This is the fall where hikers and tourists collide. We hope that some of you are also sharers, meaning you'll tell us how you liked the hike, and give us insight into your unique Multnomah Falls adventure.
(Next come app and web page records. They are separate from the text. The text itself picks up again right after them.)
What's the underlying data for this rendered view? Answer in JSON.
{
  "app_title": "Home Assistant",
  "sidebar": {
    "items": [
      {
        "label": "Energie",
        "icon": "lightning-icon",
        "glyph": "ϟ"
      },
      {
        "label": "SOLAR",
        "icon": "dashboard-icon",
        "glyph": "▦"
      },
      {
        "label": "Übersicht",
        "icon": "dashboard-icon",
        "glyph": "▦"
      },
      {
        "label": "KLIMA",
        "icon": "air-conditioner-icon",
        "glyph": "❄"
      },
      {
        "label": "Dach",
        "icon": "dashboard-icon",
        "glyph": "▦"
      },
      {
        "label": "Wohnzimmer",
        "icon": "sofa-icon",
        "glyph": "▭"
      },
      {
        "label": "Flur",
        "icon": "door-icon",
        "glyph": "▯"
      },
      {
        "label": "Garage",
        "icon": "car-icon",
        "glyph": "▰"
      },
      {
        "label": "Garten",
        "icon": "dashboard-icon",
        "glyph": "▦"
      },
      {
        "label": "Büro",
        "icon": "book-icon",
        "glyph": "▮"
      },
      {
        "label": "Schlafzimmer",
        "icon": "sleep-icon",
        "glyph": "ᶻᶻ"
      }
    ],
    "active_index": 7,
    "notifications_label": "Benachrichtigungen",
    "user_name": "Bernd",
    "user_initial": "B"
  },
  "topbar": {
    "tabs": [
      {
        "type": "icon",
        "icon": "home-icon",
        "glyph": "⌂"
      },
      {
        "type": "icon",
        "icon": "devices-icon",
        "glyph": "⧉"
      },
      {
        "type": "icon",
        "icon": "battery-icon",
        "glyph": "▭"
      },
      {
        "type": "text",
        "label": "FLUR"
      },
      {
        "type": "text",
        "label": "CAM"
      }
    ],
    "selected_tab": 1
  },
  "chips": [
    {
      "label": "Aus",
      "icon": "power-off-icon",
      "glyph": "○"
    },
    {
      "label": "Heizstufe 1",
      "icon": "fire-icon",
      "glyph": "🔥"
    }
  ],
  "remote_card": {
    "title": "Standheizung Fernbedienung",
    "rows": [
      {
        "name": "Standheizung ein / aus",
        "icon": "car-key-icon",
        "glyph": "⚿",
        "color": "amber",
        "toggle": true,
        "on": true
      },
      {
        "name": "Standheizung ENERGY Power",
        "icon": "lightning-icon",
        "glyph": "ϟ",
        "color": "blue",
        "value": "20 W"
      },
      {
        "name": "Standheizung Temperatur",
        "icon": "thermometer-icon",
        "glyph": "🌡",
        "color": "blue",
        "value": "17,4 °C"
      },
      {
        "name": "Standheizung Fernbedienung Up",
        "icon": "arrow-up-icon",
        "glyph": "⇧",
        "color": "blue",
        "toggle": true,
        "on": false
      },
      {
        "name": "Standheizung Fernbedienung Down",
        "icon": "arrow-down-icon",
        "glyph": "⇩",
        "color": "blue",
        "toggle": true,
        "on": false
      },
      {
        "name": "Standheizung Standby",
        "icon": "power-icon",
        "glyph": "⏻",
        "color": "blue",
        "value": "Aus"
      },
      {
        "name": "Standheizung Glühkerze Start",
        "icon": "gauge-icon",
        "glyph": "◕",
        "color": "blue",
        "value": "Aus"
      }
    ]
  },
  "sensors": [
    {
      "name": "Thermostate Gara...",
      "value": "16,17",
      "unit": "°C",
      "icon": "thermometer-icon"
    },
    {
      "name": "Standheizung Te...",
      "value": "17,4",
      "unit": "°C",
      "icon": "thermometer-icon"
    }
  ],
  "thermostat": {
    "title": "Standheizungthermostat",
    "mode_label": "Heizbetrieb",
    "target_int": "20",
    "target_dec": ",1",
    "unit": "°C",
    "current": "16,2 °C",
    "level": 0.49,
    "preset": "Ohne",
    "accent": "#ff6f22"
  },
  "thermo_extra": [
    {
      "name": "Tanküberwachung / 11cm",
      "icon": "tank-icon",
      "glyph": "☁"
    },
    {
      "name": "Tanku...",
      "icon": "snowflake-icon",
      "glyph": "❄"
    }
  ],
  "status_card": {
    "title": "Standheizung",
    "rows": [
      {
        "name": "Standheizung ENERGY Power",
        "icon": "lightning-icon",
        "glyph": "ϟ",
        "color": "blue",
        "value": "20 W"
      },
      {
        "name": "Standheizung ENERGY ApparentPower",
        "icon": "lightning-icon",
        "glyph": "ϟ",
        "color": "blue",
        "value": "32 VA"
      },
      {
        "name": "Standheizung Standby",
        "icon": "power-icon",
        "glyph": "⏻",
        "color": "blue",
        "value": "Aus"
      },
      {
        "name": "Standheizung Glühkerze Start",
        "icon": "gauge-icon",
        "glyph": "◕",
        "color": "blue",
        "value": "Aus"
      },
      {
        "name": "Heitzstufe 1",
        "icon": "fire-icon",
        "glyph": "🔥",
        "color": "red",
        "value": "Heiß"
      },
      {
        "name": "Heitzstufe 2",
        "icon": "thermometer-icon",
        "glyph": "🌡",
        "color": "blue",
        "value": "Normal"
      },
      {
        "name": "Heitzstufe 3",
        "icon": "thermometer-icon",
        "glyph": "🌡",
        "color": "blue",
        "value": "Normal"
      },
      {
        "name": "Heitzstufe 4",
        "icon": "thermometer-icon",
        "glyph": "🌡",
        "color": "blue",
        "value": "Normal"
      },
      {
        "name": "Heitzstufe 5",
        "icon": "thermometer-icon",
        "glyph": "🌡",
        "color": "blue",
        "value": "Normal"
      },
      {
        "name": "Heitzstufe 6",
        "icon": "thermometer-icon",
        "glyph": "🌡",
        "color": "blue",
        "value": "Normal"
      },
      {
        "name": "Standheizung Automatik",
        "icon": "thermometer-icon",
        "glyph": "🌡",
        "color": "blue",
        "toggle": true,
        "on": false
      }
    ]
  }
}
Leave a comment below!
Trail Part 1
Trail Part 2
Multnomah Falls is perhaps the most famous of the falls in the Columbia River Gorge.
More Pics from Multnomah/Wahkeena Falls
See our full Multnomah/Wahkeena Falls photo album.